Making WFH work for you under quarantine
If you’re one of the millions of students whose universities abruptly shut down midterm or transitioned to online-only work in response to the Coronavirus pandemic, the shock of in-person classes being cancelled and accommodations closed (with some even becoming COVID-19 isolation centres) is still fresh.
Making a hasty transition to remote working and/or studying from home is by no means an easy feat. Even though we’re more than two months into this worldwide health crisis, you’re likely still facing some struggles. You still need to get your assignments in on time, actively practise social distancing, and perhaps, most difficult of all, stay motivated enough to keep working and remember what you’re working for.
If you’re living alone, it can feel extra daunting to wake up every day and remember you’re still in lockdown. The associated confusion and uncertainty can make you lose focus and hurt your motivation. To help get over this hurdle, make it a point to set daily goals.
- Keep a calendar highlighting your assignment due dates and project deadlines.
- Decide at the beginning of each week (or day, if it makes more sense for you) which assignments and projects are priorities — then give yourself a benchmark to meet so you can check your progress.
- Break up intense study sessions into segments of time by course, giving yourself some breathing room in between.
The negative feelings associated with social distancing and isolation can make it hard to get motivated. That’s understandable. Don’t be too hard on yourself if you can’t maintain the pace you’d like. When you set your goals and create a schedule, make certain to leave a little extra time in your week so you have flexibility if you miss a study session or experience writer’s block on a paper that’s coming due.
Have a viable workspace
While it might do for short stints, working in your living room on your laptop isn’t feasible for the long term. You’ll want to have a proper workspace so you can spread out and organise your studies. If your living quarters are cramped, it might be time for some intensive uncluttering. We’re all learning many things during the coronavirus pandemic, like, which possessions and supplies are truly necessary. Now is a great time to dispose of anything you’re not using or don’t really need.
Minimise digital distractions
When you’re sitting in a classroom, you’re not looking at your phone or surfing the internet. (Or you shouldn’t be; chances are, your professor would frown on you.) Now that you’ve moved your studies to your home, you should still avoid the bad habit.
Digital distractions cause a severe interruption in your thought process, which can negatively impact your studies. Did you know that every time you turn away from your work to check a notification or scroll through a feed, it takes your brain 23 minutes and 15 seconds to fully return to your original task?!
So silence your phone and turn off any web notifications during your allotted study and work times. You’ll get a lot more done in a shorter period of time. (If you find you’re still struggling to keep your hands off your phone, imagine your professor looking over your shoulder!)
Create or join online study sessions
Sometimes all it takes is a little contact with your fellow students to energise you. One way you can do this is to join an online study session. Having someone to depend on — or, sometimes even more effective, someone depending on you — can make it much more likely that you’ll actually get some studying done.
If you don’t know where to look or can’t find anyone hosting these, start one yourself.
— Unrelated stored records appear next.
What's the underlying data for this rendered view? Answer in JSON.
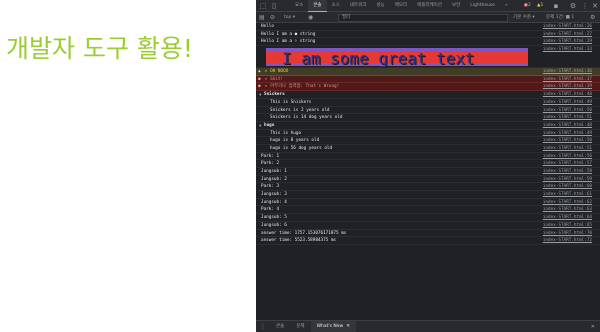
{
  "page": {
    "title": "개발자 도구 활용!"
  },
  "devtools": {
    "tabs": [
      {
        "label": "요소",
        "active": false
      },
      {
        "label": "콘솔",
        "active": true
      },
      {
        "label": "소스",
        "active": false
      },
      {
        "label": "네트워크",
        "active": false
      },
      {
        "label": "성능",
        "active": false
      },
      {
        "label": "메모리",
        "active": false
      },
      {
        "label": "애플리케이션",
        "active": false
      },
      {
        "label": "보안",
        "active": false
      },
      {
        "label": "Lighthouse",
        "active": false
      },
      {
        "label": "»",
        "active": false
      }
    ],
    "error_count": "2",
    "warning_count": "1",
    "toolbar": {
      "context": "top ▾",
      "filter_placeholder": "필터",
      "levels": "기본 수준 ▾",
      "issues": "문제 1건: ■ 1"
    },
    "console": {
      "styled_text": "I am some great text",
      "rows": [
        {
          "type": "log",
          "msg": "Hello",
          "src": "index-START.html:26"
        },
        {
          "type": "log",
          "msg": "Hello I am a ● string",
          "src": "index-START.html:27"
        },
        {
          "type": "log",
          "msg": "Hello I am a ⚐ string",
          "src": "index-START.html:29"
        },
        {
          "type": "styled",
          "src": "index-START.html:33"
        },
        {
          "type": "warn",
          "msg": "▸ OH NOOO",
          "src": "index-START.html:36"
        },
        {
          "type": "error",
          "msg": "▸ Shit!",
          "src": "index-START.html:37"
        },
        {
          "type": "error",
          "msg": "▸ 아무거나 입력함: That's Wrong!",
          "src": "index-START.html:39"
        },
        {
          "type": "group",
          "msg": "Snickers",
          "src": "index-START.html:48"
        },
        {
          "type": "indent",
          "msg": "This is Snickers",
          "src": "index-START.html:49"
        },
        {
          "type": "indent",
          "msg": "Snickers is 2 years old",
          "src": "index-START.html:50"
        },
        {
          "type": "indent",
          "msg": "Snickers is 14 dog years old",
          "src": "index-START.html:51"
        },
        {
          "type": "group",
          "msg": "hugo",
          "src": "index-START.html:48"
        },
        {
          "type": "indent",
          "msg": "This is hugo",
          "src": "index-START.html:49"
        },
        {
          "type": "indent",
          "msg": "hugo is 8 years old",
          "src": "index-START.html:50"
        },
        {
          "type": "indent",
          "msg": "hugo is 56 dog years old",
          "src": "index-START.html:51"
        },
        {
          "type": "log",
          "msg": "Park: 1",
          "src": "index-START.html:56"
        },
        {
          "type": "log",
          "msg": "Park: 2",
          "src": "index-START.html:57"
        },
        {
          "type": "log",
          "msg": "Jungsub: 1",
          "src": "index-START.html:58"
        },
        {
          "type": "log",
          "msg": "Jungsub: 2",
          "src": "index-START.html:59"
        },
        {
          "type": "log",
          "msg": "Park: 3",
          "src": "index-START.html:60"
        },
        {
          "type": "log",
          "msg": "Jungsub: 3",
          "src": "index-START.html:61"
        },
        {
          "type": "log",
          "msg": "Jungsub: 4",
          "src": "index-START.html:62"
        },
        {
          "type": "log",
          "msg": "Park: 4",
          "src": "index-START.html:63"
        },
        {
          "type": "log",
          "msg": "Jungsub: 5",
          "src": "index-START.html:64"
        },
        {
          "type": "log",
          "msg": "Jungsub: 6",
          "src": "index-START.html:65"
        },
        {
          "type": "log",
          "msg": "answer time: 1757.153076171875 ms",
          "src": "index-START.html:70"
        },
        {
          "type": "log",
          "msg": "answer time: 5523.58984375 ms",
          "src": "index-START.html:72"
        }
      ]
    },
    "drawer": {
      "tabs": [
        {
          "label": "콘솔",
          "active": false,
          "closable": false
        },
        {
          "label": "문제",
          "active": false,
          "closable": false
        },
        {
          "label": "What's New",
          "active": true,
          "closable": true
        }
      ]
    }
  }
}
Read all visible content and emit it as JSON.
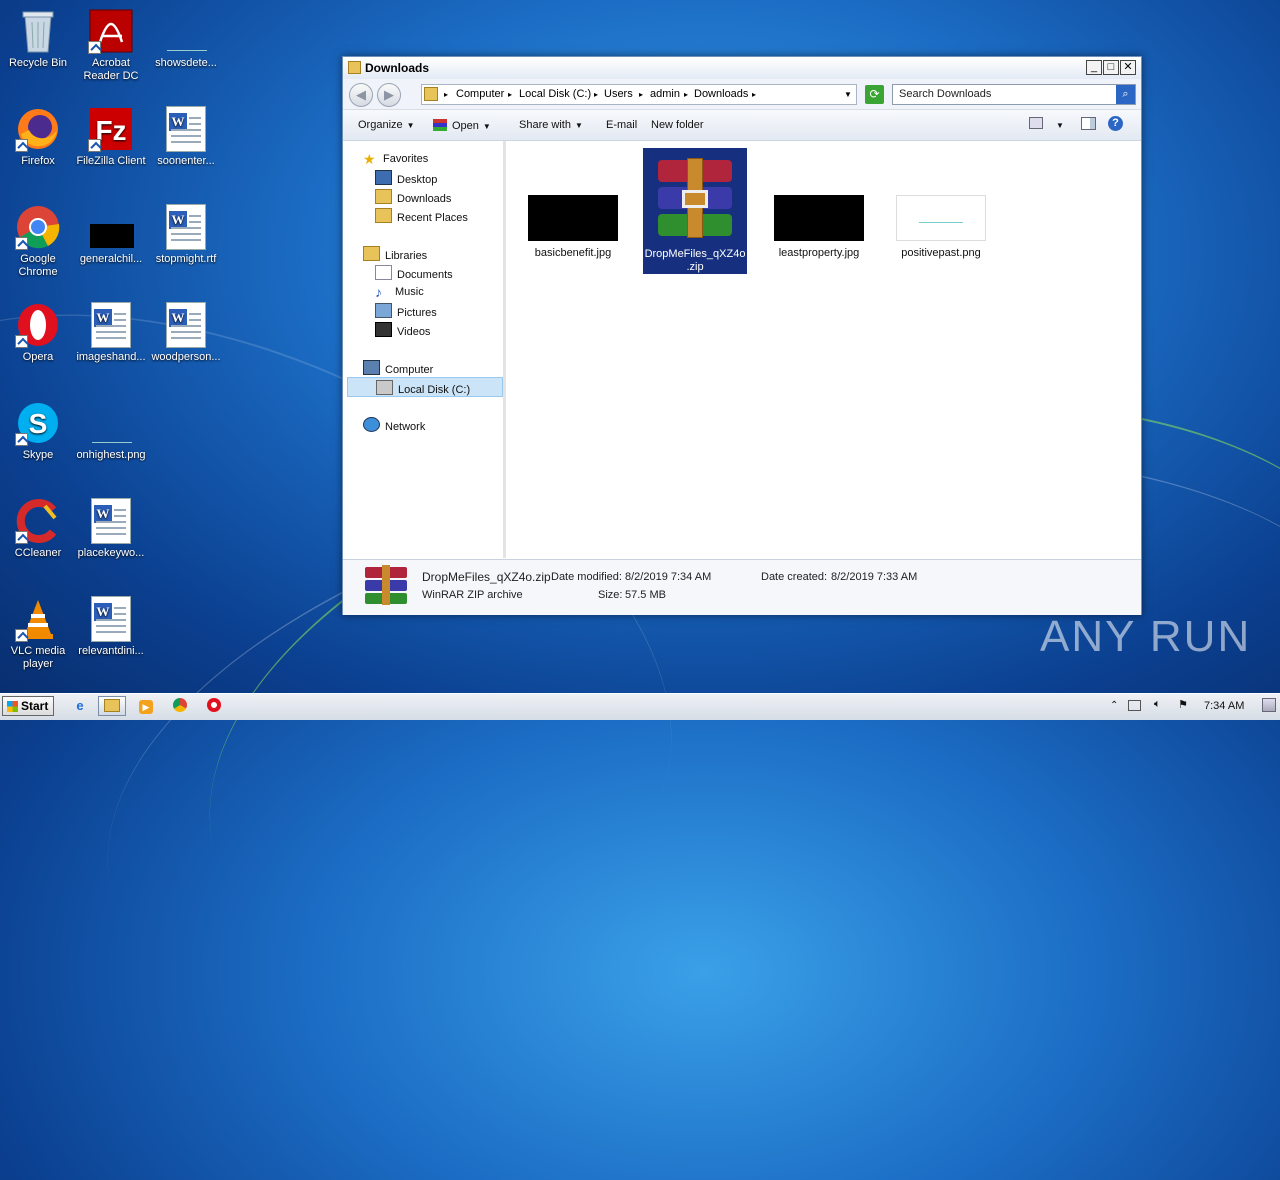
{
  "desktop": {
    "icons": [
      {
        "label": "Recycle Bin"
      },
      {
        "label": "Acrobat Reader DC"
      },
      {
        "label": "showsdete..."
      },
      {
        "label": "Firefox"
      },
      {
        "label": "FileZilla Client"
      },
      {
        "label": "soonenter..."
      },
      {
        "label": "Google Chrome"
      },
      {
        "label": "generalchil..."
      },
      {
        "label": "stopmight.rtf"
      },
      {
        "label": "Opera"
      },
      {
        "label": "imageshand..."
      },
      {
        "label": "woodperson..."
      },
      {
        "label": "Skype"
      },
      {
        "label": "onhighest.png"
      },
      {
        "label": "CCleaner"
      },
      {
        "label": "placekeywo..."
      },
      {
        "label": "VLC media player"
      },
      {
        "label": "relevantdini..."
      }
    ]
  },
  "window": {
    "title": "Downloads",
    "controls": {
      "minimize": "_",
      "maximize": "□",
      "close": "✕"
    },
    "breadcrumb": [
      "Computer",
      "Local Disk (C:)",
      "Users",
      "admin",
      "Downloads"
    ],
    "search_placeholder": "Search Downloads",
    "toolbar": {
      "organize": "Organize",
      "open": "Open",
      "share_with": "Share with",
      "email": "E-mail",
      "new_folder": "New folder"
    },
    "nav": {
      "favorites": "Favorites",
      "desktop": "Desktop",
      "downloads": "Downloads",
      "recent_places": "Recent Places",
      "libraries": "Libraries",
      "documents": "Documents",
      "music": "Music",
      "pictures": "Pictures",
      "videos": "Videos",
      "computer": "Computer",
      "local_disk": "Local Disk (C:)",
      "network": "Network"
    },
    "files": [
      {
        "name": "basicbenefit.jpg"
      },
      {
        "name": "DropMeFiles_qXZ4o.zip",
        "name_line1": "DropMeFiles_qXZ4o",
        "name_line2": ".zip",
        "selected": true
      },
      {
        "name": "leastproperty.jpg"
      },
      {
        "name": "positivepast.png"
      }
    ],
    "details": {
      "filename": "DropMeFiles_qXZ4o.zip",
      "type": "WinRAR ZIP archive",
      "date_modified_label": "Date modified:",
      "date_modified": "8/2/2019 7:34 AM",
      "date_created_label": "Date created:",
      "date_created": "8/2/2019 7:33 AM",
      "size_label": "Size:",
      "size": "57.5 MB"
    }
  },
  "taskbar": {
    "start": "Start",
    "clock": "7:34 AM"
  },
  "watermark": "ANY RUN"
}
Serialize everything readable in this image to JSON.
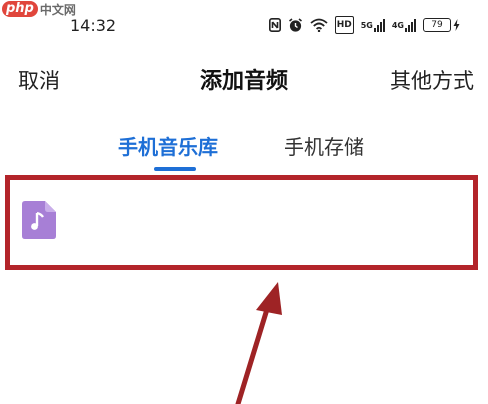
{
  "watermark": {
    "logo": "php",
    "text": "中文网"
  },
  "status_bar": {
    "time": "14:32",
    "icons": [
      "nfc-icon",
      "alarm-icon",
      "wifi-icon",
      "hd-icon",
      "signal-5g-icon",
      "signal-4g-icon",
      "battery-icon"
    ],
    "hd_label": "HD",
    "sim1_label": "5G",
    "sim2_label": "4G",
    "battery_level": "79"
  },
  "header": {
    "cancel_label": "取消",
    "title": "添加音频",
    "other_label": "其他方式"
  },
  "tabs": [
    {
      "label": "手机音乐库",
      "active": true
    },
    {
      "label": "手机存储",
      "active": false
    }
  ],
  "colors": {
    "accent": "#1e6fd6",
    "highlight": "#b3242a",
    "music_icon": "#a77fd6"
  }
}
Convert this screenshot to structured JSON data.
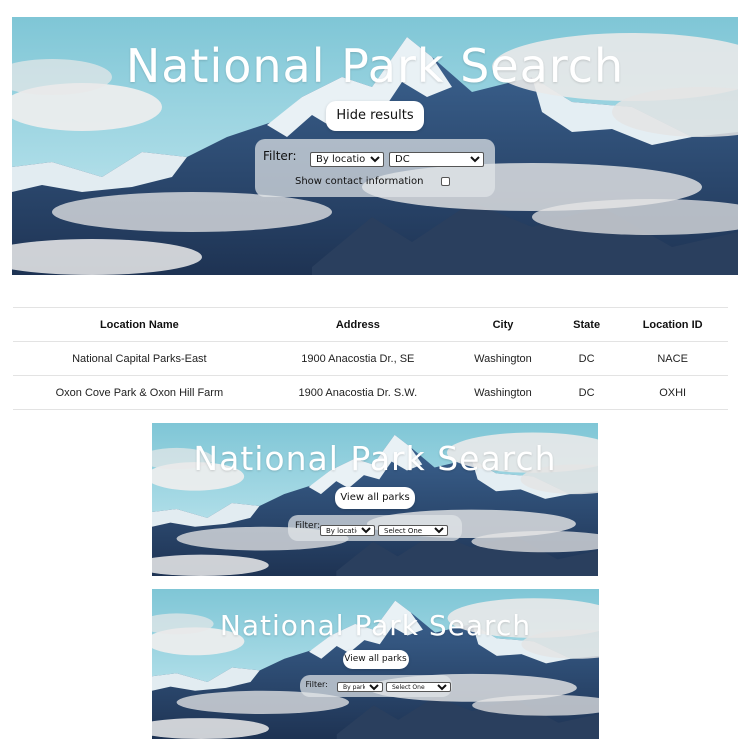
{
  "main": {
    "title": "National Park Search",
    "toggle_button": "Hide results",
    "filter_label": "Filter:",
    "filter_by_selected": "By location:",
    "filter_value_selected": "DC",
    "contact_label": "Show contact information",
    "contact_checked": false
  },
  "table": {
    "headers": [
      "Location Name",
      "Address",
      "City",
      "State",
      "Location ID"
    ],
    "rows": [
      [
        "National Capital Parks-East",
        "1900 Anacostia Dr., SE",
        "Washington",
        "DC",
        "NACE"
      ],
      [
        "Oxon Cove Park & Oxon Hill Farm",
        "1900 Anacostia Dr. S.W.",
        "Washington",
        "DC",
        "OXHI"
      ]
    ]
  },
  "preview_location": {
    "title": "National Park Search",
    "button": "View all parks",
    "filter_label": "Filter:",
    "filter_by_selected": "By location:",
    "filter_value_selected": "Select One"
  },
  "preview_park_type": {
    "title": "National Park Search",
    "button": "View all parks",
    "filter_label": "Filter:",
    "filter_by_selected": "By park type",
    "filter_value_selected": "Select One"
  },
  "colors": {
    "sky": "#8ccfdc",
    "mountain_dark": "#2c4a72",
    "snow": "#e8f0f4",
    "cloud": "#eeeeee"
  }
}
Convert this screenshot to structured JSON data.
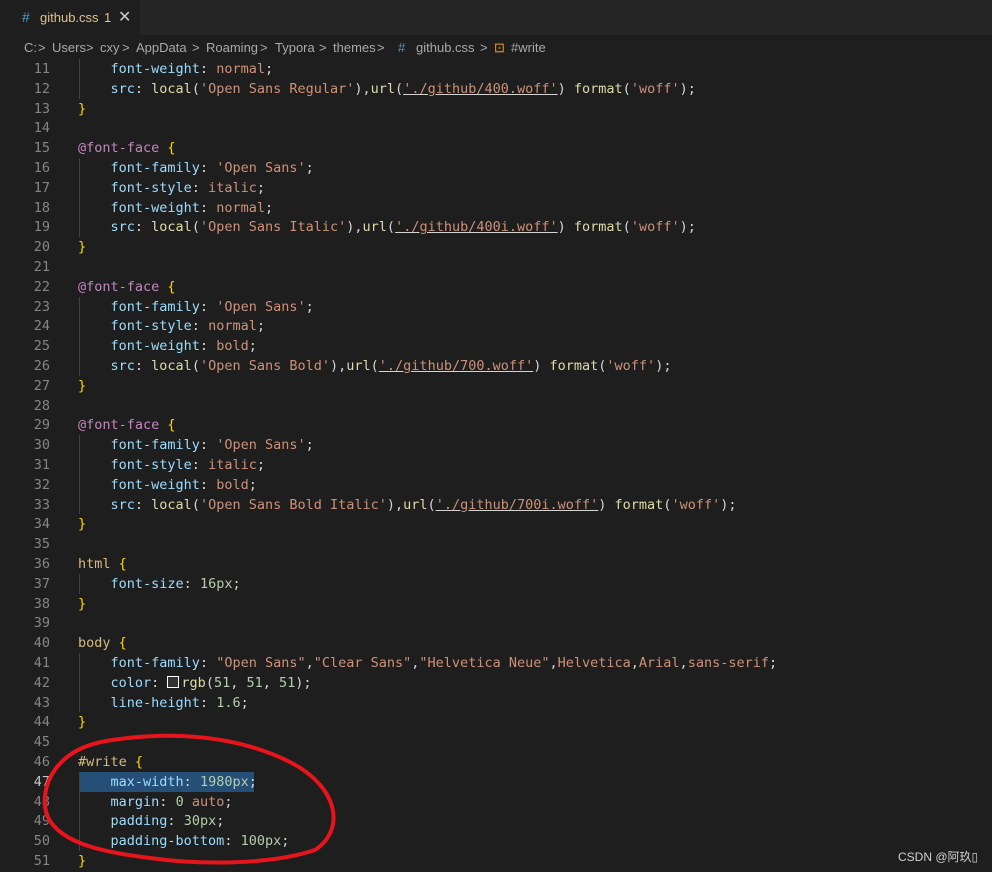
{
  "tab": {
    "hash": "#",
    "name": "github.css",
    "badge": "1",
    "close": "✕"
  },
  "breadcrumb": [
    "C:",
    ">",
    "Users",
    ">",
    "cxy",
    ">",
    "AppData",
    ">",
    "Roaming",
    ">",
    "Typora",
    ">",
    "themes",
    ">",
    "#",
    "github.css",
    ">",
    "⊡",
    "#write"
  ],
  "lines": [
    {
      "n": "11",
      "t": "    font-weight: normal;"
    },
    {
      "n": "12",
      "t": "    src: local('Open Sans Regular'),url('./github/400.woff') format('woff');"
    },
    {
      "n": "13",
      "t": "}"
    },
    {
      "n": "14",
      "t": ""
    },
    {
      "n": "15",
      "t": "@font-face {"
    },
    {
      "n": "16",
      "t": "    font-family: 'Open Sans';"
    },
    {
      "n": "17",
      "t": "    font-style: italic;"
    },
    {
      "n": "18",
      "t": "    font-weight: normal;"
    },
    {
      "n": "19",
      "t": "    src: local('Open Sans Italic'),url('./github/400i.woff') format('woff');"
    },
    {
      "n": "20",
      "t": "}"
    },
    {
      "n": "21",
      "t": ""
    },
    {
      "n": "22",
      "t": "@font-face {"
    },
    {
      "n": "23",
      "t": "    font-family: 'Open Sans';"
    },
    {
      "n": "24",
      "t": "    font-style: normal;"
    },
    {
      "n": "25",
      "t": "    font-weight: bold;"
    },
    {
      "n": "26",
      "t": "    src: local('Open Sans Bold'),url('./github/700.woff') format('woff');"
    },
    {
      "n": "27",
      "t": "}"
    },
    {
      "n": "28",
      "t": ""
    },
    {
      "n": "29",
      "t": "@font-face {"
    },
    {
      "n": "30",
      "t": "    font-family: 'Open Sans';"
    },
    {
      "n": "31",
      "t": "    font-style: italic;"
    },
    {
      "n": "32",
      "t": "    font-weight: bold;"
    },
    {
      "n": "33",
      "t": "    src: local('Open Sans Bold Italic'),url('./github/700i.woff') format('woff');"
    },
    {
      "n": "34",
      "t": "}"
    },
    {
      "n": "35",
      "t": ""
    },
    {
      "n": "36",
      "t": "html {"
    },
    {
      "n": "37",
      "t": "    font-size: 16px;"
    },
    {
      "n": "38",
      "t": "}"
    },
    {
      "n": "39",
      "t": ""
    },
    {
      "n": "40",
      "t": "body {"
    },
    {
      "n": "41",
      "t": "    font-family: \"Open Sans\",\"Clear Sans\",\"Helvetica Neue\",Helvetica,Arial,sans-serif;"
    },
    {
      "n": "42",
      "t": "    color: rgb(51, 51, 51);"
    },
    {
      "n": "43",
      "t": "    line-height: 1.6;"
    },
    {
      "n": "44",
      "t": "}"
    },
    {
      "n": "45",
      "t": ""
    },
    {
      "n": "46",
      "t": "#write {"
    },
    {
      "n": "47",
      "t": "    max-width: 1980px;"
    },
    {
      "n": "48",
      "t": "    margin: 0 auto;"
    },
    {
      "n": "49",
      "t": "    padding: 30px;"
    },
    {
      "n": "50",
      "t": "    padding-bottom: 100px;"
    },
    {
      "n": "51",
      "t": "}"
    }
  ],
  "active_line": "47",
  "watermark": "CSDN @阿玖▯",
  "colors": {
    "background": "#1e1e1e",
    "annotation": "#e8141c",
    "selection": "#264f78"
  }
}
Invite some of your mates in your classes to join you and ask them to spread the word. If you don’t already have one, open a cloud computing account so you can store files virtually and make sure your study partners can access them from anywhere there’s internet. Holding regular brainstorming sessions to review material or bounce ideas off other students can help keep motivation up for everyone involved.
Stay in contact with family and friends
Quarantine is lonely, no doubt about that, and being a university student, you might be far away from most of your family and friends. If so, make sure to keep in touch with them, it’ll help cheer you up and maintain these important connections.
Even if your family lives just on the other side of town, but you can’t yet do your weekly get-togethers, this still can be depressing. As an alternative, try virtual dinners, board games, and happy hours. Lots of videoconferencing apps make it easy, and most are free.
Make time for relaxation
Staying cramped in your unit 24 hours a day is tough. Even though you’re under government restrictions while the pandemic continues, you can still go outside to exercise and get some fresh air, as long as you don’t violate social distancing rules. So go for a walk, a run, a bike ride, or a short drive. Getting a change of scenery and pace can do wonders for your mental health.
Maintain your finances
If the pandemic goes on for additional weeks or months, you might need access to funds. Be sure to check your bank balance and credit score in case you need fast access to money. If you have a solid credit standing, you’ll at least have some borrowing capacity if you need it.
Although nothing’s certain but uncertainty, at this point, we can all hope that global society is in the home stretch where quarantine is concerned. However, if the self-isolation period does stretch out into additional months, by taking these proactive steps, you can be better prepared for anything else that happens going forward. Stay motivated and productive, and the time will pass a lot faster. Then, before you know it, you’ll be back at university starting your next session.
Featured image courtesy of Unsplash
Molly Barnes is a full-time digital nomad, exploring and working remotely in different cities in the US. She and her boyfriend Jacob created the website Digital Nomad Life to share their journey and help others to pursue a nomadic lifestyle.